The Kutenai language /ˈkuːt(ə)neɪ, -ni/ (also Kootenai, Kootenay and Ktunaxa) is named after and is spoken by some of the Kutenai Native American/First Nations people who are indigenous to the area of North America that is now Montana, Idaho, and British Columbia.
Kutenai is typologically a language isolate within the Northwest Linguistic Area. Like other northwest languages, Kutenai has a rich inventory of consonants and a small inventory of vowels. However, there do exist other allophones of the three basic phonemic vowels. The lack of a phonemic distinction between voiced and voiceless consonants is much like other languages of the interior northwest. Due to its geographic location, as well as the presence of the voiceless alveolar lateral fricative, there have been sound correspondences using the comparative method which link infer a relationship between Proto-Kutenai and Proto-Salish. An essential sound correspondence is the lateral fricative. Sound correspondences with Salishan indicate that Proto-Kutenai-Salishan, the common ancestor of Kutenai and Proto-Salish, had a voiced lateral resonant /l/, a voiceless lateral fricative /ɬ/, a voiceless lateral affricate /ƛ/ or /tɬ/, and an ejective lateral affricate. The voiceless lateral affricate and its ejective counterpart have evidently become /ts/ and its ejective counterpart. Due to Kutenai's location on the periphery of the northwest linguistic area, the loss of a rich lateral inventory is consistent with other interior northwest languages which today have only one or two lateral consonants. One such language group contains the Sahaptian languages which have had a similar loss of laterals. Nez Perce has /ts/ which was the lateral affricate in the proto-language. Nez Perce, like Kutenai, also lies in the eastern periphery of the Northwest Linguistic area. Another typological analysis investigates the lexical category of preverbs in Kutenai. This lexical category is distinctive of neighboring Algonquian languages which are located just on the other side of the Kootenay mountains, neighboring the Kutenai linguistic area. Another typological relationship Kutenai could have is the presence of its obviation system.
Current status 
The 2002 US Census counted 6 Kutenai speakers in the United States and the 2011 Canadian Census counted 100 speakers.
As of 2012, an active revitalization effort has taken hold in Canada, using modern technologies and the FirstVoices website. Also as of 2012, a Ktunaxa social networking site, wupnik' natanik, "new + times = technology" is available.

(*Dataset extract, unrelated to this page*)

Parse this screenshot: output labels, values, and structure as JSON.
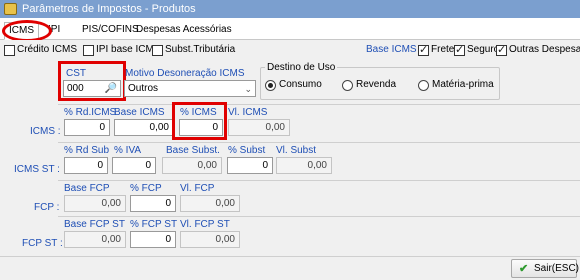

History of description 
The first grammar of Kutenai, by Roman Catholic missionary Philippo Canestrelli, was published in 1894 in Latin.
Paul L. Garvin did various descriptive work describing the phonemics, morphology, and syllabification in Ktunaxa. He also has two sources of transcriptions of speakers talking.
In 1991 Lawrence Richard Morgan wrote a description of the Kutenai Language as his PhD dissertation through the University of California, Berkeley. This description is focused on how the language works and specifically what are the working parts of the language. Morgan's work is an exhaustive list of each grammatical particle, morpheme, andaffix with their respective environments and their varying forms. 
Consonant phonemes 
Kutenai has no phonemic distinction between voiced and voiceless consonants.
Vowel phonemes 
Vowels in Ktunaxa are also contrastive in regards to length. An example of a minimal pair are the words for 'really, just about, nearly' [tuχa] and 'really, real, sure' [tuːχa].
See also 
- Campbell, Lyle. (1997). American Indian languages: The historical linguistics of Native America. New York: Oxford University Press. ISBN 0-19-509427-1.
- Dryer, Matthew S. 2002. A Comparison of Preverbs in Kutenai and Algonquian. In Proceedings of the Thirtieth Algonquian Conference, edited by David Pentland, pp. 63-94. Winnipeg: University of Manitoba.
- Dryer, Matthew S. 2007. Kutenai, Algonquian, and the Pacific Northwest from an areal perspective. In Proceedings of the Thirty-Eighth Algonquian Conference, edited by H. C. Wolfart, pp. 155-206. Winnipeg: University of Manitoba.
- Mithun, Marianne (2000) The Languages of Native North America. Cambridge: Cambridge University Press. ISBN 0-521-23228-7
- Morgan, Lawrence Richard (1991) "A Description of the Kutenai Language". University of California, Berkeley. Unpublished.
External links 
Ktunaxa language learning resources